• WHAT NEEDS TO BE DONE
Each line below with the word "true" needs to be copied.

Collection entries:
──────

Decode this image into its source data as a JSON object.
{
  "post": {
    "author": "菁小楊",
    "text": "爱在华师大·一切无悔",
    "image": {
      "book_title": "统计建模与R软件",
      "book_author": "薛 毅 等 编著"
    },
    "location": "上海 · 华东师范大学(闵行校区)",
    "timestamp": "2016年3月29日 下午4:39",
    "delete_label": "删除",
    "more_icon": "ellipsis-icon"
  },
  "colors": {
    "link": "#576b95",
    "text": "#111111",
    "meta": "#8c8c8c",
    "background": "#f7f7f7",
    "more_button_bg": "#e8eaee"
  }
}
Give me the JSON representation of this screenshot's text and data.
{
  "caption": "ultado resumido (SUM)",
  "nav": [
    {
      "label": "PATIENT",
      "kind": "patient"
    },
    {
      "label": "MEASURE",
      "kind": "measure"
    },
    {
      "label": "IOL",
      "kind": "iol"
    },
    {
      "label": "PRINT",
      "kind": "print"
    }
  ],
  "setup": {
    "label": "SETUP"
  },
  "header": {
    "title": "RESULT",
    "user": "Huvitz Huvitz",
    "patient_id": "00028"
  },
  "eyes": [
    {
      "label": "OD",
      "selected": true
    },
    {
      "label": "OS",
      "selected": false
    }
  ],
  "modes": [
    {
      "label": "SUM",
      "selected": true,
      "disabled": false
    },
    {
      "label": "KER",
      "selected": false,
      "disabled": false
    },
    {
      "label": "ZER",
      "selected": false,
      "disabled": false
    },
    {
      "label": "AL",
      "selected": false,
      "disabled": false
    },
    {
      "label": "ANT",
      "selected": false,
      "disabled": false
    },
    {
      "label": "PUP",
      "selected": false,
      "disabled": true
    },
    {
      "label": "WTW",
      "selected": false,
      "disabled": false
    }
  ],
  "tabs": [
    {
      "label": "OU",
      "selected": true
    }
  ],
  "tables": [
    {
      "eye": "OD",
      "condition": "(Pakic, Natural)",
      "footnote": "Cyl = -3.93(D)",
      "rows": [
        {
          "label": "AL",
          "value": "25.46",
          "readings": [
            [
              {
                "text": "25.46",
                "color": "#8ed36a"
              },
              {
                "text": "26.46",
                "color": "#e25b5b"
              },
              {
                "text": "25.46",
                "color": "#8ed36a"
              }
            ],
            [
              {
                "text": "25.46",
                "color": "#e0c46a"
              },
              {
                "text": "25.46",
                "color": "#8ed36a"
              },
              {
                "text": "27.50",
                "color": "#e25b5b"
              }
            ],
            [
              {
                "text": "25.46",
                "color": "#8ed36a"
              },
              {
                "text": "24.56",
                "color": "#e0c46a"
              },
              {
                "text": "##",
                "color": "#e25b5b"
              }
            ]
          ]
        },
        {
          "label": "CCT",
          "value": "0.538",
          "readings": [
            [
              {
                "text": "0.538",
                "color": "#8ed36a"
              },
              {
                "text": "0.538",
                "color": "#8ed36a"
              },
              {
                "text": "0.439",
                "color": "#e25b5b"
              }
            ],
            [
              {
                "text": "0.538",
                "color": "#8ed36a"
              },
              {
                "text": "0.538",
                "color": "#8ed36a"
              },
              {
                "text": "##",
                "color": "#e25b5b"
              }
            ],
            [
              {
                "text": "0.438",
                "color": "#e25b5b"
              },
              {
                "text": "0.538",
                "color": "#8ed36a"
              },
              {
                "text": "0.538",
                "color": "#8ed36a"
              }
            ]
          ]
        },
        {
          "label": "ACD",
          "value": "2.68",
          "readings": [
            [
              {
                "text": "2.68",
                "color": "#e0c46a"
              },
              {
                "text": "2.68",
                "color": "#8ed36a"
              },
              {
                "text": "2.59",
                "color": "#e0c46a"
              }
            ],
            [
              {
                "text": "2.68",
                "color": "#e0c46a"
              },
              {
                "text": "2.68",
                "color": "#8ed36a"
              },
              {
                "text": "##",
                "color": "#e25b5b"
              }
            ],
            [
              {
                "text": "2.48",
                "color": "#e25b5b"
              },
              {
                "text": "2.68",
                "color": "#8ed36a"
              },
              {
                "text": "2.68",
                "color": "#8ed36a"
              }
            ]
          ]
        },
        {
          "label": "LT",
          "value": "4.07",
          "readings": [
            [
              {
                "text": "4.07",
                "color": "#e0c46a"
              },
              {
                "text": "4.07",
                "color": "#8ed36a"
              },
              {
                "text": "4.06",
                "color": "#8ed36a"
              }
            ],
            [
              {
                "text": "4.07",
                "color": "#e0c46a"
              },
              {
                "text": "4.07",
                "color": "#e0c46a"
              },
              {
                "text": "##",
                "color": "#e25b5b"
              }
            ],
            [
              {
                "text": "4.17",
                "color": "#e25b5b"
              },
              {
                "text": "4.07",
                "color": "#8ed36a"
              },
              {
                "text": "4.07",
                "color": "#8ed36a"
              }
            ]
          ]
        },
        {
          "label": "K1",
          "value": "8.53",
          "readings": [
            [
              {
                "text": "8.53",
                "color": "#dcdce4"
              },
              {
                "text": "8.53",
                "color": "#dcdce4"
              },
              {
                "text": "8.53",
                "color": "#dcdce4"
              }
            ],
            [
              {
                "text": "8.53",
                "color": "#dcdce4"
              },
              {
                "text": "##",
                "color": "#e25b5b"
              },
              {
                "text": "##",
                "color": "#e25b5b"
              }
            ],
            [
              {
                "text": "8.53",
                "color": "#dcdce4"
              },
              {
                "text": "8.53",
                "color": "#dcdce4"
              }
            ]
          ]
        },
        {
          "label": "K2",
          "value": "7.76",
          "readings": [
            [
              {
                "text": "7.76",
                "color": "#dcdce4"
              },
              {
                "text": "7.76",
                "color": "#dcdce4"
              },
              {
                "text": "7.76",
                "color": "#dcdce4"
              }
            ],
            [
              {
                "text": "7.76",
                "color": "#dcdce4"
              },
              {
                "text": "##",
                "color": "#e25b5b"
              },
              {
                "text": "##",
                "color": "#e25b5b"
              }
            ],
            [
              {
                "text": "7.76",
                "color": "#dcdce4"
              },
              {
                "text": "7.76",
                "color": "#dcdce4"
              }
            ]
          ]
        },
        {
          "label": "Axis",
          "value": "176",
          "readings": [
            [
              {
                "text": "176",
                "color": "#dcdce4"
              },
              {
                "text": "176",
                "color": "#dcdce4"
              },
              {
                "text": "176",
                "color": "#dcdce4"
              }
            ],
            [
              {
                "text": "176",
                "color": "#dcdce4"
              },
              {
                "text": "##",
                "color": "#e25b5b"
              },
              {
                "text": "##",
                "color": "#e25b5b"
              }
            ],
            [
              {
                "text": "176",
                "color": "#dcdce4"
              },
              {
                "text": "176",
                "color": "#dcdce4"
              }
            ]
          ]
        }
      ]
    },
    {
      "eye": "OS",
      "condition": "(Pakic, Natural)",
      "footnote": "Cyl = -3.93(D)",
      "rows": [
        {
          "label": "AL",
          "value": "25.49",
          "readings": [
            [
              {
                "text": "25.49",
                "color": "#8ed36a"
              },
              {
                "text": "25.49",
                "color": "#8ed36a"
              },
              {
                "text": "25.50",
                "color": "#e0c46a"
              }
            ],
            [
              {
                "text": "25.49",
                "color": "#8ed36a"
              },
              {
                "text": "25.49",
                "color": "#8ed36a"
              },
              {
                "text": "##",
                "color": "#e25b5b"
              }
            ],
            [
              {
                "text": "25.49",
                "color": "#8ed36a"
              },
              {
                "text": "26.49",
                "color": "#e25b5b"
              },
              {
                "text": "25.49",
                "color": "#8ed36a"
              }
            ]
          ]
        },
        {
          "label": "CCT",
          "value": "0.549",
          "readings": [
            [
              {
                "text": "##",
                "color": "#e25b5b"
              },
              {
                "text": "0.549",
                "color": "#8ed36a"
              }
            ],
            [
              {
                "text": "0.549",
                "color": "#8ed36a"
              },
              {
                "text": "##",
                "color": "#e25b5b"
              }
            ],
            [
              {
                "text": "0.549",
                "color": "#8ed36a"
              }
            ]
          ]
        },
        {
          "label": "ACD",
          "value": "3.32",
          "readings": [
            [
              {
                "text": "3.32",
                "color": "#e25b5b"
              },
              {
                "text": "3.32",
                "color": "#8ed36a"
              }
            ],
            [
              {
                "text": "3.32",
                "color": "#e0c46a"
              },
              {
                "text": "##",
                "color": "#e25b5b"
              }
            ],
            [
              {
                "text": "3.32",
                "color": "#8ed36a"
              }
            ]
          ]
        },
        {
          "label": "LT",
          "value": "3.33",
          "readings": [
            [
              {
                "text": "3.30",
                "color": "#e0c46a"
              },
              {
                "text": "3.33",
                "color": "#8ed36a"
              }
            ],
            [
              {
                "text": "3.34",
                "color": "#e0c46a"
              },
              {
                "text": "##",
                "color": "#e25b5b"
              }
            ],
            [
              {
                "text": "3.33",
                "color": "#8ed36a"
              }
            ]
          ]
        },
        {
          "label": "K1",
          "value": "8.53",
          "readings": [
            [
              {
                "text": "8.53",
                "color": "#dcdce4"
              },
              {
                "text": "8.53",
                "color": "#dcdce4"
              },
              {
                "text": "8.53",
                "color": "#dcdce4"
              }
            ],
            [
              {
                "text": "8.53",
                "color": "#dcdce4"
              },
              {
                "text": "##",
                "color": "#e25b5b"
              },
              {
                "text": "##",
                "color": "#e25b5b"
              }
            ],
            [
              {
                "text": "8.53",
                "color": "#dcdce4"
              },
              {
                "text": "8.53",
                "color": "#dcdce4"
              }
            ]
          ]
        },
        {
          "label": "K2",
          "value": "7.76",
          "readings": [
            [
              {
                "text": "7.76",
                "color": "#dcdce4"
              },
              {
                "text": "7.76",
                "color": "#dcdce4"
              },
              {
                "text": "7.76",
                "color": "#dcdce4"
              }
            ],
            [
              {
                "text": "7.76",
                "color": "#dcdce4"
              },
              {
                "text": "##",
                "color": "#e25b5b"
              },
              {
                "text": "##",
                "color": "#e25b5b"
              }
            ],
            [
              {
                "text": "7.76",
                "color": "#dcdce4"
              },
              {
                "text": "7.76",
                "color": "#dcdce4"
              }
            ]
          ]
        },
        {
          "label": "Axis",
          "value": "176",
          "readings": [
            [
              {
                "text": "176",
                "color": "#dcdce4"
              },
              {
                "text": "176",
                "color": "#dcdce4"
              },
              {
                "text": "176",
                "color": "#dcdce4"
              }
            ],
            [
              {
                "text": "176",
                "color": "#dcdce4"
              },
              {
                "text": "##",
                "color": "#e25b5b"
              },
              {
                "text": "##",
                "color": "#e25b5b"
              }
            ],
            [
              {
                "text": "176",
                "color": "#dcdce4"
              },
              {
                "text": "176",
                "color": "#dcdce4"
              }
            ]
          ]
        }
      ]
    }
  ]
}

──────

• RESULT OF THE TASK
      "selected": true
      "selected": true,
      "disabled": true
      "selected": true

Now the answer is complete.